Ever since university, I have been involved with education. First as a student as I completed my Bachelors degree, next as a student and a Teaching Assistant as I pursued my Masters. Then I began my career in the museum field, which was a deliberate choice on my part for two reasons:
- I have loved museums since I was a child, and the idea that you could spend all of your time in one and get paid for it was sort of like finding the Holy Grail for me. I am one of those people who dream that the events in the Night at the Museum series would happen to me!
- I have always hated the way education is done at the K-12 level. I love history, but the way that it was taught made me hate it. Since the advent of “educational reforms” like No Child Left Behind and Race to the Top and their heavy emphasis on standardized testing (which I remember with great anxiety from my school days), the educational system has practically enshrined methodology to guarantee that learning will not take place.
I remain in the education field today, even after leaving museums behind me and transitioning to e-learning and adult education in the technology sector. I serve as a software training specialist among my many hats, and frequently give webinars and educational sessions to customers to teach them how to use our software platform. For the first year or so, it was new and exciting…but just like new car smell in your first new vehicle, that shine wears off after a while. The software platform adapts and makes changes over time. Adding a field here, moving these fields there for example. But the overall function doesn’t change much. This is where the challenge in teaching comes in for the trainer. Once you have learned the basics, you switch over into what I call Deep Learning, otherwise known as the back-end or the why and how.
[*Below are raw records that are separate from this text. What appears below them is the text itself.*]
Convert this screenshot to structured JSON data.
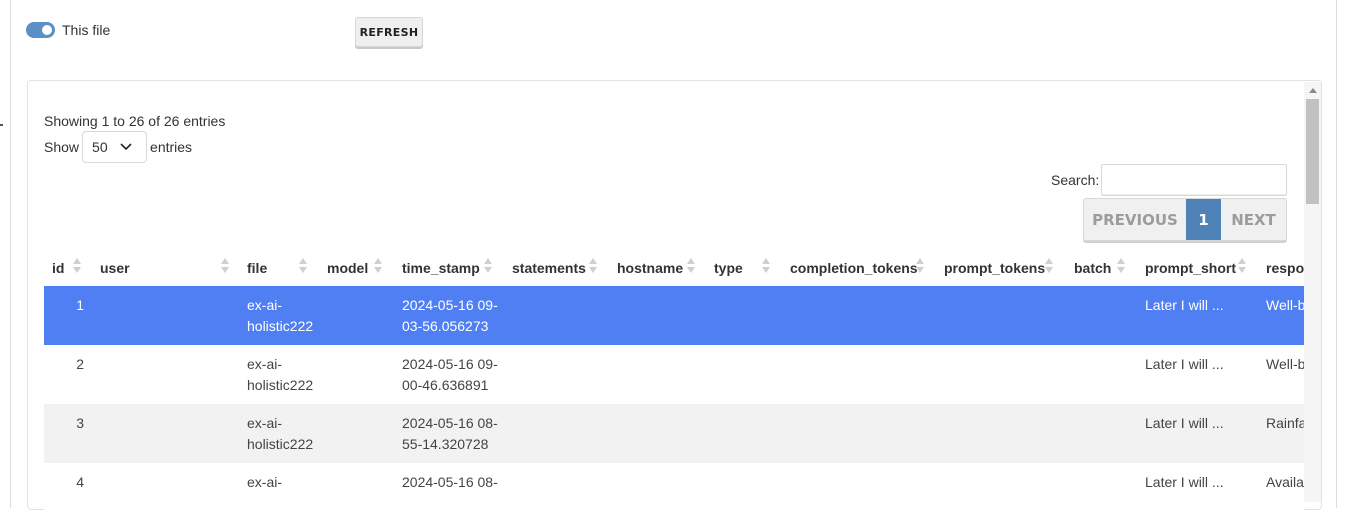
{
  "toggle": {
    "label": "This file",
    "on": true
  },
  "refresh_button": "REFRESH",
  "table_info": "Showing 1 to 26 of 26 entries",
  "length": {
    "prefix": "Show",
    "value": "50",
    "suffix": "entries"
  },
  "search": {
    "label": "Search:",
    "value": ""
  },
  "pagination": {
    "previous": "PREVIOUS",
    "current": "1",
    "next": "NEXT"
  },
  "colors": {
    "selected_row": "#4f7ff2",
    "accent": "#4f83b8",
    "toggle": "#5b8fc7"
  },
  "columns": [
    "id",
    "user",
    "file",
    "model",
    "time_stamp",
    "statements",
    "hostname",
    "type",
    "completion_tokens",
    "prompt_tokens",
    "batch",
    "prompt_short",
    "respon"
  ],
  "rows": [
    {
      "id": "1",
      "file_1": "ex-ai-",
      "file_2": "holistic222",
      "ts_1": "2024-05-16 09-",
      "ts_2": "03-56.056273",
      "prompt_short": "Later I will ...",
      "response": "Well-b"
    },
    {
      "id": "2",
      "file_1": "ex-ai-",
      "file_2": "holistic222",
      "ts_1": "2024-05-16 09-",
      "ts_2": "00-46.636891",
      "prompt_short": "Later I will ...",
      "response": "Well-b"
    },
    {
      "id": "3",
      "file_1": "ex-ai-",
      "file_2": "holistic222",
      "ts_1": "2024-05-16 08-",
      "ts_2": "55-14.320728",
      "prompt_short": "Later I will ...",
      "response": "Rainfa"
    },
    {
      "id": "4",
      "file_1": "ex-ai-",
      "file_2": "",
      "ts_1": "2024-05-16 08-",
      "ts_2": "",
      "prompt_short": "Later I will ...",
      "response": "Availa"
    }
  ]
}
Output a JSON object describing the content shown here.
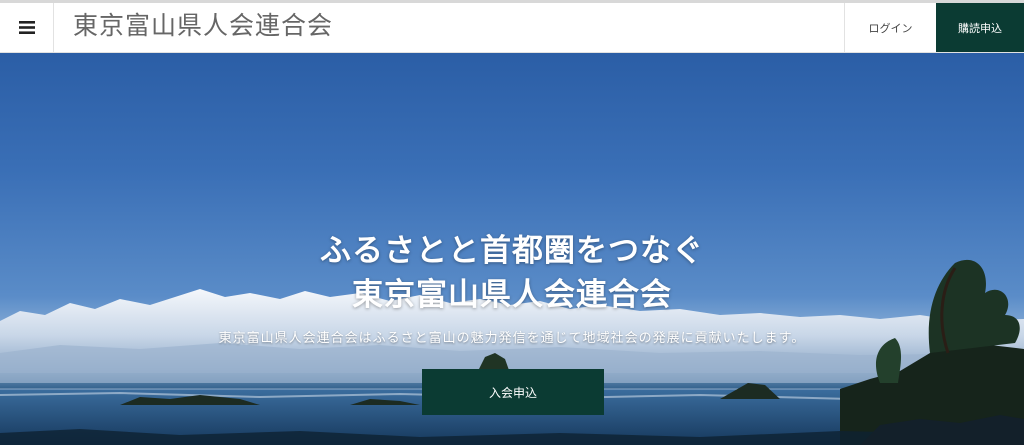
{
  "header": {
    "menu_icon": "hamburger-menu-icon",
    "site_title": "東京富山県人会連合会",
    "login_label": "ログイン",
    "subscribe_label": "購読申込",
    "subscribe_color": "#0b3b33"
  },
  "hero": {
    "title_line1": "ふるさとと首都圏をつなぐ",
    "title_line2": "東京富山県人会連合会",
    "description": "東京富山県人会連合会はふるさと富山の魅力発信を通じて地域社会の発展に貢献いたします。",
    "join_label": "入会申込",
    "join_color": "#0b3b33"
  }
}
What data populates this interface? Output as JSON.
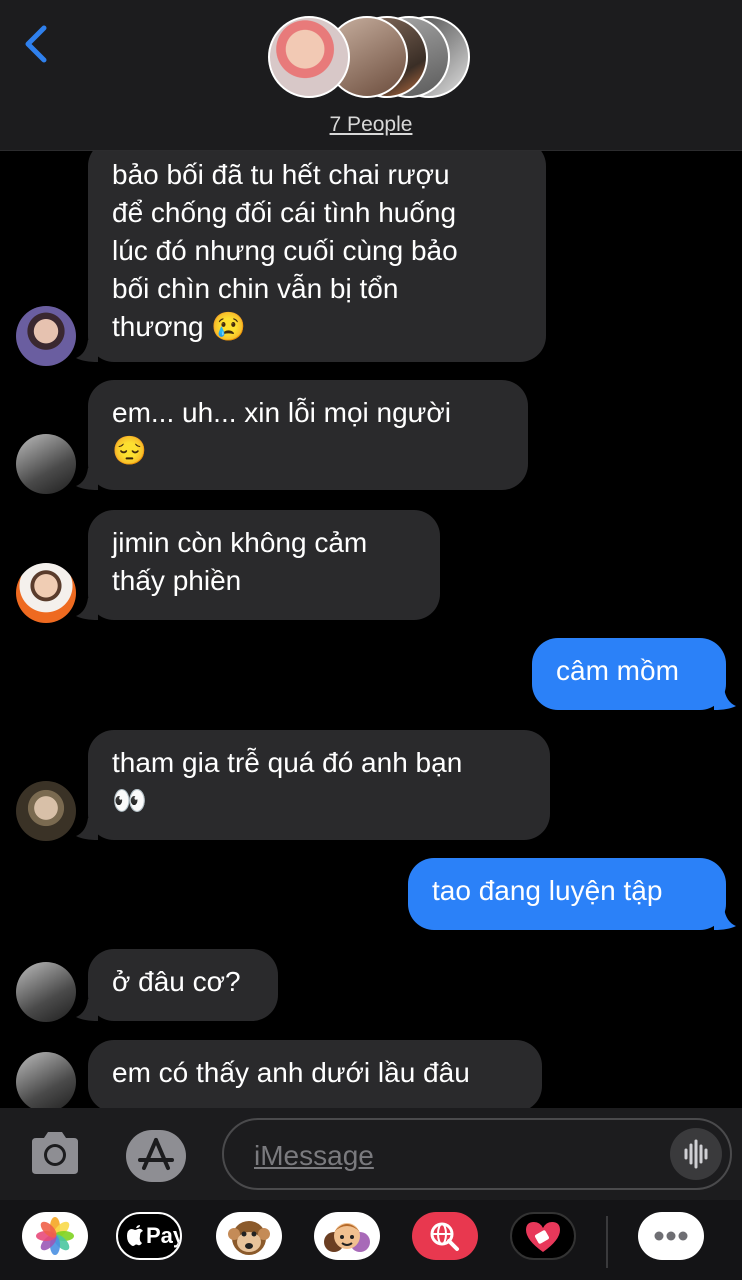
{
  "header": {
    "group_label": "7 People"
  },
  "messages": [
    {
      "side": "received",
      "lines": [
        "bảo bối đã tu hết chai rượu",
        "để chống đối cái tình huống",
        "lúc đó nhưng cuối cùng bảo",
        "bối chìn chin vẫn bị tổn",
        "thương 😢"
      ]
    },
    {
      "side": "received",
      "lines": [
        "em... uh... xin lỗi mọi người",
        "😔"
      ]
    },
    {
      "side": "received",
      "lines": [
        "jimin còn không cảm",
        "thấy phiền"
      ]
    },
    {
      "side": "sent",
      "lines": [
        "câm mồm"
      ]
    },
    {
      "side": "received",
      "lines": [
        "tham gia trễ quá đó anh bạn",
        "👀"
      ]
    },
    {
      "side": "sent",
      "lines": [
        "tao đang luyện tập"
      ]
    },
    {
      "side": "received",
      "lines": [
        "ở đâu cơ?"
      ]
    },
    {
      "side": "received",
      "lines": [
        "em có thấy anh dưới lầu đâu"
      ]
    }
  ],
  "composer": {
    "placeholder": "iMessage",
    "apps": [
      "photos-icon",
      "apple-pay-icon",
      "animoji-icon",
      "memoji-icon",
      "web-search-icon",
      "digital-touch-icon",
      "more-icon"
    ],
    "apple_pay_label": "Pay"
  },
  "colors": {
    "sent_bubble": "#2b81f8",
    "received_bubble": "#2a2a2c",
    "accent": "#2f80ed"
  }
}
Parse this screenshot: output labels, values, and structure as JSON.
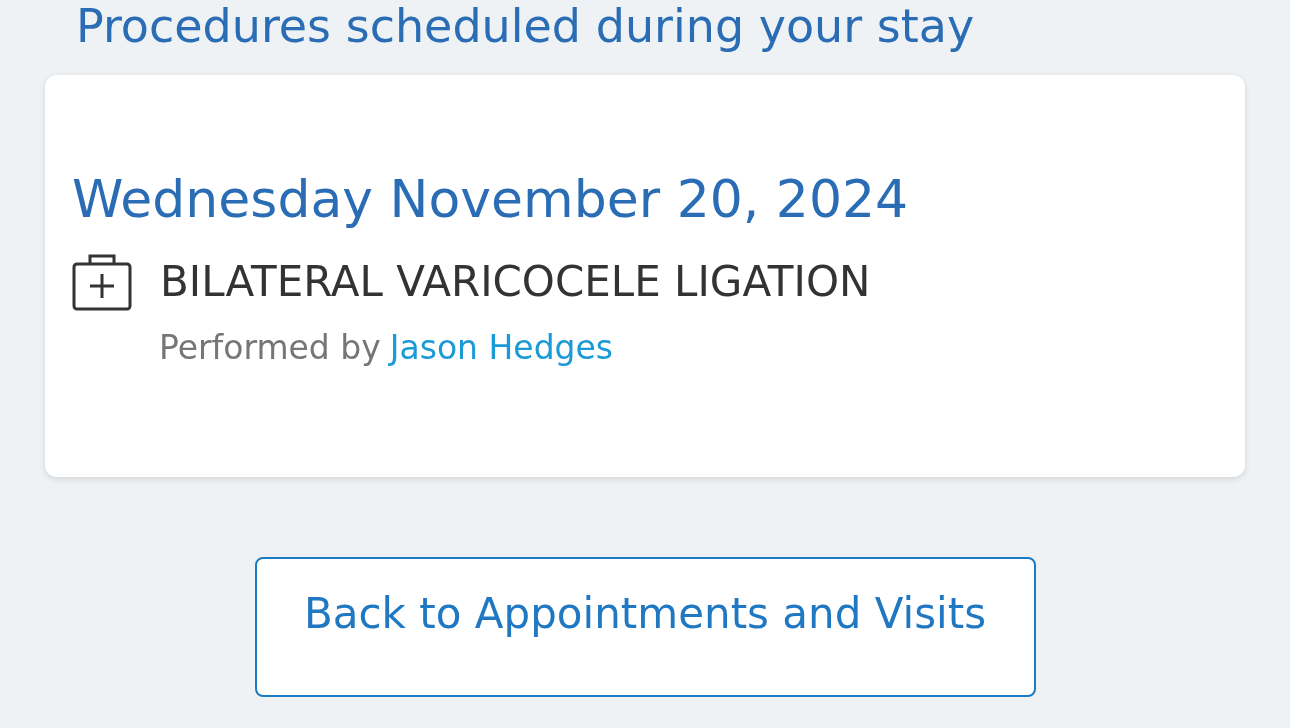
{
  "heading": "Procedures scheduled during your stay",
  "procedures": [
    {
      "date": "Wednesday November 20, 2024",
      "name": "BILATERAL VARICOCELE LIGATION",
      "performed_by_label": "Performed by",
      "performer": "Jason Hedges"
    }
  ],
  "back_button": "Back to Appointments and Visits"
}
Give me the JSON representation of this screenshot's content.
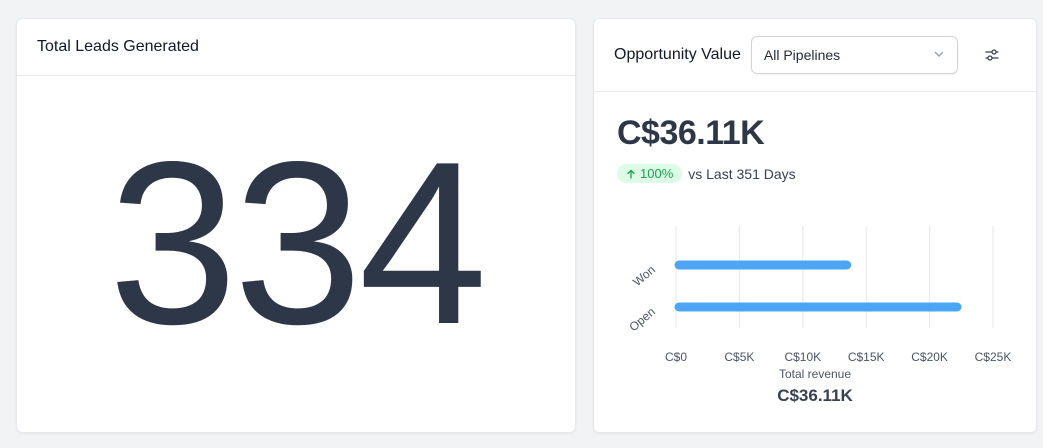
{
  "leads_card": {
    "title": "Total Leads Generated",
    "value": "334"
  },
  "opportunity_card": {
    "title": "Opportunity Value",
    "pipeline_select": "All Pipelines",
    "dropdown_icon": "chevron-down-icon",
    "filter_icon": "sliders-icon",
    "metric": "C$36.11K",
    "change_badge": "100%",
    "change_icon": "arrow-up-icon",
    "change_text": "vs Last 351 Days",
    "footer_label": "Total revenue",
    "footer_value": "C$36.11K"
  },
  "colors": {
    "bar": "#4da6f5",
    "badge_bg": "#dcfce7",
    "badge_text": "#16a34a",
    "number": "#2d3748"
  },
  "chart_data": {
    "type": "bar",
    "orientation": "horizontal",
    "categories": [
      "Won",
      "Open"
    ],
    "values": [
      13700,
      22400
    ],
    "x_ticks": [
      "C$0",
      "C$5K",
      "C$10K",
      "C$15K",
      "C$20K",
      "C$25K"
    ],
    "xlim": [
      0,
      25000
    ],
    "grid": true
  }
}
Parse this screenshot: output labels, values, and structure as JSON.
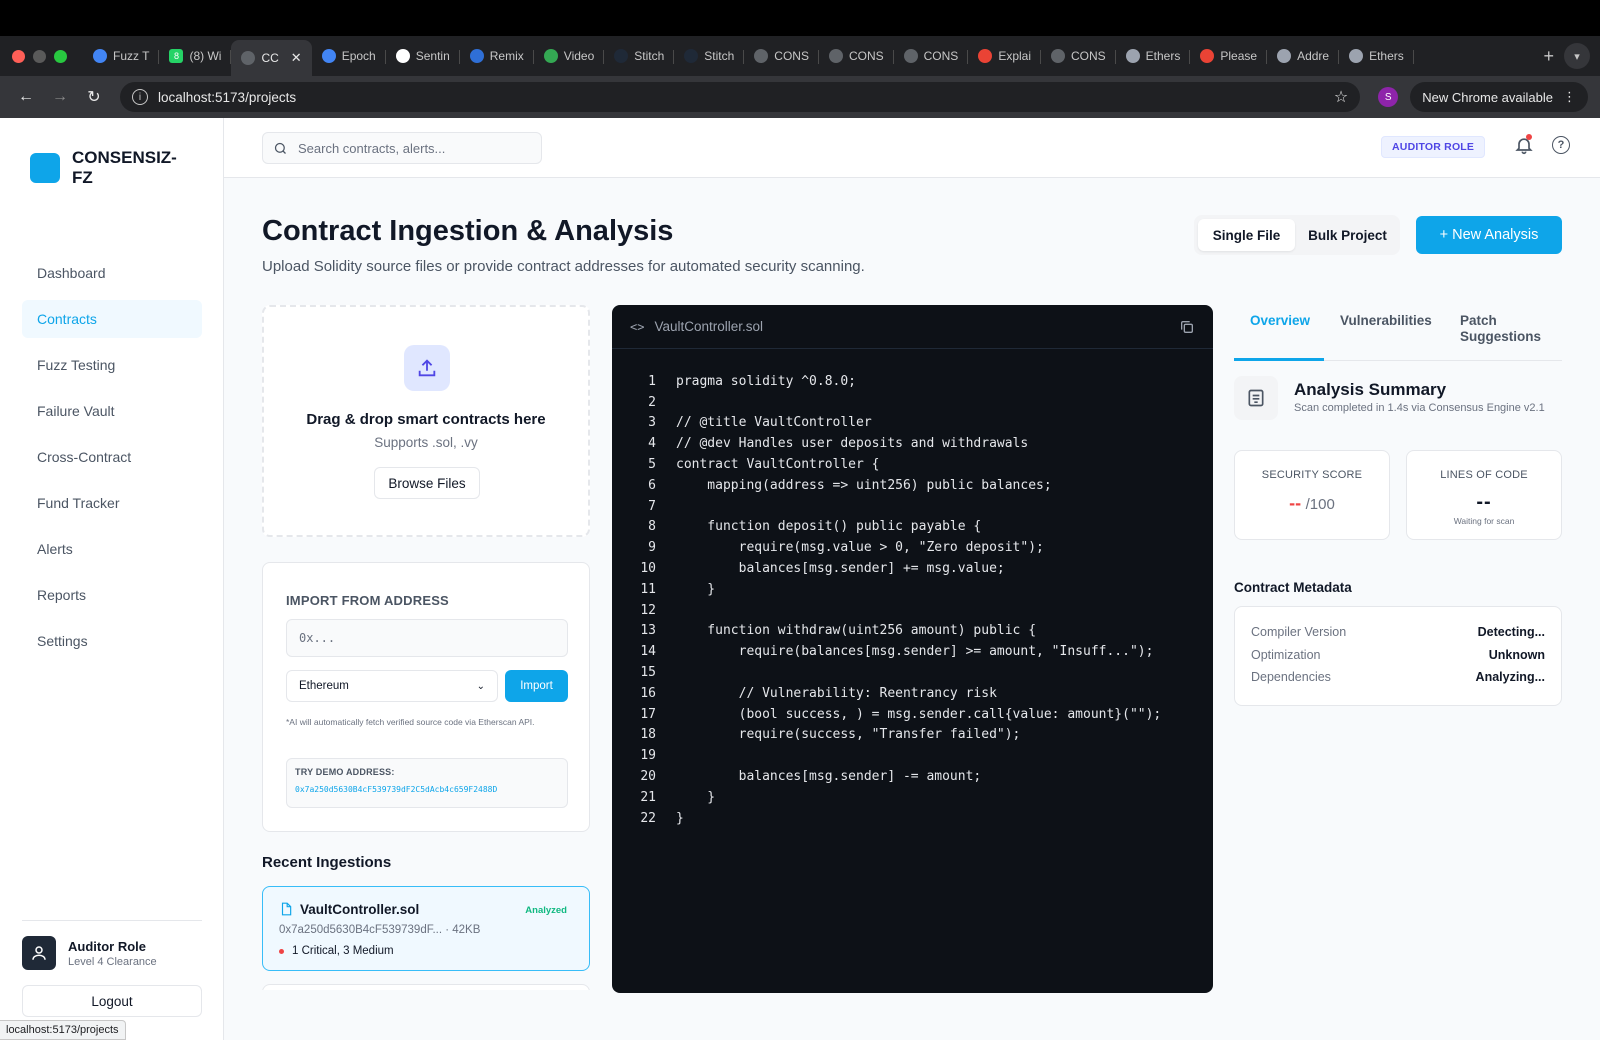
{
  "browser": {
    "tabs": [
      {
        "label": "Fuzz T",
        "icon": "gemini-icon",
        "color": "#4285f4"
      },
      {
        "label": "(8) Wi",
        "icon": "whatsapp-icon",
        "color": "#25d366",
        "badge": "8"
      },
      {
        "label": "CC",
        "icon": "globe-icon",
        "color": "#5f6368",
        "active": true
      },
      {
        "label": "Epoch",
        "icon": "docs-icon",
        "color": "#4285f4"
      },
      {
        "label": "Sentin",
        "icon": "openai-icon",
        "color": "#ffffff"
      },
      {
        "label": "Remix",
        "icon": "remix-icon",
        "color": "#2f6fd6"
      },
      {
        "label": "Video",
        "icon": "video-icon",
        "color": "#34a853"
      },
      {
        "label": "Stitch",
        "icon": "stitch-icon",
        "color": "#1f2937"
      },
      {
        "label": "Stitch",
        "icon": "stitch-icon",
        "color": "#1f2937"
      },
      {
        "label": "CONS",
        "icon": "globe-icon",
        "color": "#5f6368"
      },
      {
        "label": "CONS",
        "icon": "globe-icon",
        "color": "#5f6368"
      },
      {
        "label": "CONS",
        "icon": "globe-icon",
        "color": "#5f6368"
      },
      {
        "label": "Explai",
        "icon": "google-icon",
        "color": "#ea4335"
      },
      {
        "label": "CONS",
        "icon": "globe-icon",
        "color": "#5f6368"
      },
      {
        "label": "Ethers",
        "icon": "etherscan-icon",
        "color": "#9ca3af"
      },
      {
        "label": "Please",
        "icon": "gmail-icon",
        "color": "#ea4335"
      },
      {
        "label": "Addre",
        "icon": "etherscan-icon",
        "color": "#9ca3af"
      },
      {
        "label": "Ethers",
        "icon": "etherscan-icon",
        "color": "#9ca3af"
      }
    ],
    "url": "localhost:5173/projects",
    "profile_initial": "S",
    "new_chrome_label": "New Chrome available",
    "status_url": "localhost:5173/projects"
  },
  "sidebar": {
    "brand": "CONSENSIZ-FZ",
    "items": [
      {
        "label": "Dashboard",
        "active": false
      },
      {
        "label": "Contracts",
        "active": true
      },
      {
        "label": "Fuzz Testing",
        "active": false
      },
      {
        "label": "Failure Vault",
        "active": false
      },
      {
        "label": "Cross-Contract",
        "active": false
      },
      {
        "label": "Fund Tracker",
        "active": false
      },
      {
        "label": "Alerts",
        "active": false
      },
      {
        "label": "Reports",
        "active": false
      },
      {
        "label": "Settings",
        "active": false
      }
    ],
    "user_name": "Auditor Role",
    "user_level": "Level 4 Clearance",
    "logout_label": "Logout"
  },
  "topbar": {
    "search_placeholder": "Search contracts, alerts...",
    "role_badge": "AUDITOR ROLE"
  },
  "page": {
    "title": "Contract Ingestion & Analysis",
    "subtitle": "Upload Solidity source files or provide contract addresses for automated security scanning.",
    "mode_single": "Single File",
    "mode_bulk": "Bulk Project",
    "selected_mode": "Single File",
    "new_analysis": "+ New Analysis"
  },
  "upload": {
    "title": "Drag & drop smart contracts here",
    "subtitle": "Supports .sol, .vy",
    "browse_label": "Browse Files"
  },
  "import": {
    "title": "IMPORT FROM ADDRESS",
    "placeholder": "0x...",
    "network": "Ethereum",
    "button": "Import",
    "note": "*AI will automatically fetch verified source code via Etherscan API.",
    "demo_label": "TRY DEMO ADDRESS:",
    "demo_address": "0x7a250d5630B4cF539739dF2C5dAcb4c659F2488D"
  },
  "recent": {
    "title": "Recent Ingestions",
    "items": [
      {
        "name": "VaultController.sol",
        "status": "Analyzed",
        "meta": "0x7a250d5630B4cF539739dF... · 42KB",
        "severity": "1 Critical, 3 Medium"
      }
    ]
  },
  "code": {
    "filename": "VaultController.sol",
    "lines": [
      "pragma solidity ^0.8.0;",
      "",
      "// @title VaultController",
      "// @dev Handles user deposits and withdrawals",
      "contract VaultController {",
      "    mapping(address => uint256) public balances;",
      "",
      "    function deposit() public payable {",
      "        require(msg.value > 0, \"Zero deposit\");",
      "        balances[msg.sender] += msg.value;",
      "    }",
      "",
      "    function withdraw(uint256 amount) public {",
      "        require(balances[msg.sender] >= amount, \"Insuff...\");",
      "",
      "        // Vulnerability: Reentrancy risk",
      "        (bool success, ) = msg.sender.call{value: amount}(\"\");",
      "        require(success, \"Transfer failed\");",
      "",
      "        balances[msg.sender] -= amount;",
      "    }",
      "}"
    ]
  },
  "analysis": {
    "tabs": [
      "Overview",
      "Vulnerabilities",
      "Patch Suggestions"
    ],
    "active_tab": "Overview",
    "summary_title": "Analysis Summary",
    "summary_sub": "Scan completed in 1.4s via Consensus Engine v2.1",
    "security_score_label": "SECURITY SCORE",
    "security_score_value": "--",
    "security_score_max": "/100",
    "loc_label": "LINES OF CODE",
    "loc_value": "--",
    "loc_note": "Waiting for scan",
    "metadata_title": "Contract Metadata",
    "metadata": [
      {
        "key": "Compiler Version",
        "value": "Detecting..."
      },
      {
        "key": "Optimization",
        "value": "Unknown"
      },
      {
        "key": "Dependencies",
        "value": "Analyzing..."
      }
    ]
  },
  "colors": {
    "accent": "#0ea5e9",
    "critical": "#ef4444",
    "success": "#10b981",
    "badge": "#4f46e5"
  }
}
You are still learning, but the pace has dramatically slowed and the things you are learning are not the typical topics of training; they are the crazy, might-only-need-this-every-few-years type situations that don’t belong in most standard education sessions for new learners because the information is so situational-dependent that most of them won’t need to use it.
Why is this challenging for trainers? Because if you are disengaged in what you are teaching, how on earth do you expect your learners to be engaged? You tend to resort to lecture-heavy information dumps, trying to run through the training as quickly as possible so you can get back to your other responsibilities. So how do you beat this slump? Can it be beaten, even if you are just teaching the same things over and over again? Dr. Ray Jimenez of Vingettes Learning knows you can…and he’s here to show you how!
I love Dr. Jimenez’s webinars because they are supremely informative and entertaining at the same time. One prime example is a webinar he presented in February (still available in recorded form on the Training Magazine Webinar Archives page) called The No-Lecture Webinar: Engage Learners and stop ‘YACKING’ at Them. See? Even the title is fun! Dr. Jimenez shares my frustrations with typical education, namely that it is boring and ineffective. He is a big proponent of chunking information as is consistent with principles of adult learning, or as we know it in the e-learning field, micro-learning. The basic principle is that you break learning down into chunks of information that the learner needs at the moment they need it. It’s basically acknowledging that trying to teach your learners everything about a subject is doomed to failure, especially when the content is particularly information dense. So breaking the content into chunks that the learner can refer back to later, when they need it for a particular task, is far more effective.
So how do you go about converting your webinars into micro-learning? Dr. Jimenez recommends creating a Header and a Footer for your specific pieces of content. Something like this:
In the Header, you ask questions specific to the content you are teaching. Things like “What would happen if the audit report doesn’t have a secure signature?” and “What are the consequences?” and “How did I do this in the past, and what is my next step?” This establishes Scope and direction for the section…kind of like objectives, but in a much more relevant and engaging way.
In the Footer, you ask questions like “Does this meet the criteria?” and “Will this be accepted?” and “Am I done?” to provide closure to the section. It also gives the learner a chance to summarize what they learned (which is a higher form of understanding according to Bloom’s Taxonomy) and it gives the trainer a chance to assess how and what has been learned before you leave the section.
Then, you simply repeat the chunks illustrated above until the content is covered. You frame the content between the header and footer, similar to stacking meats and veggies between two pieces of bread to make a sandwich. The Header and Footer put perspective around the content and provide you direction as you begin and end.
Dr. Jimenez recommends using this in combination with Scenario-based learning. In other words, don’t just present information to you learner. Embed your facts into a story which is designed to draw the learner in. You make your learners think about the scenarios, and this “tricks” the learner into learning without realizing it. It’s instant engagement! Just like I used to do back in the museum days with hands-on activities and storytelling during my tours. I found that the visitors retained much greater amounts of information when the tours were based on stories and the learners were allowed to indulge their imaginations during the tour. It’s one of the reasons modern-day learning and assessment-based education methodology is doomed to failure. Using scenarios and chunking is how the brain works in real life, so why would you want to force the brain to work against itself during learning?
I highly recommend viewing the archived version of the webinar to get a better example of how micro-learning and scenarios can be used to create more immersive learning experiences. You can access the archives here. I know I plan on using these methods soon!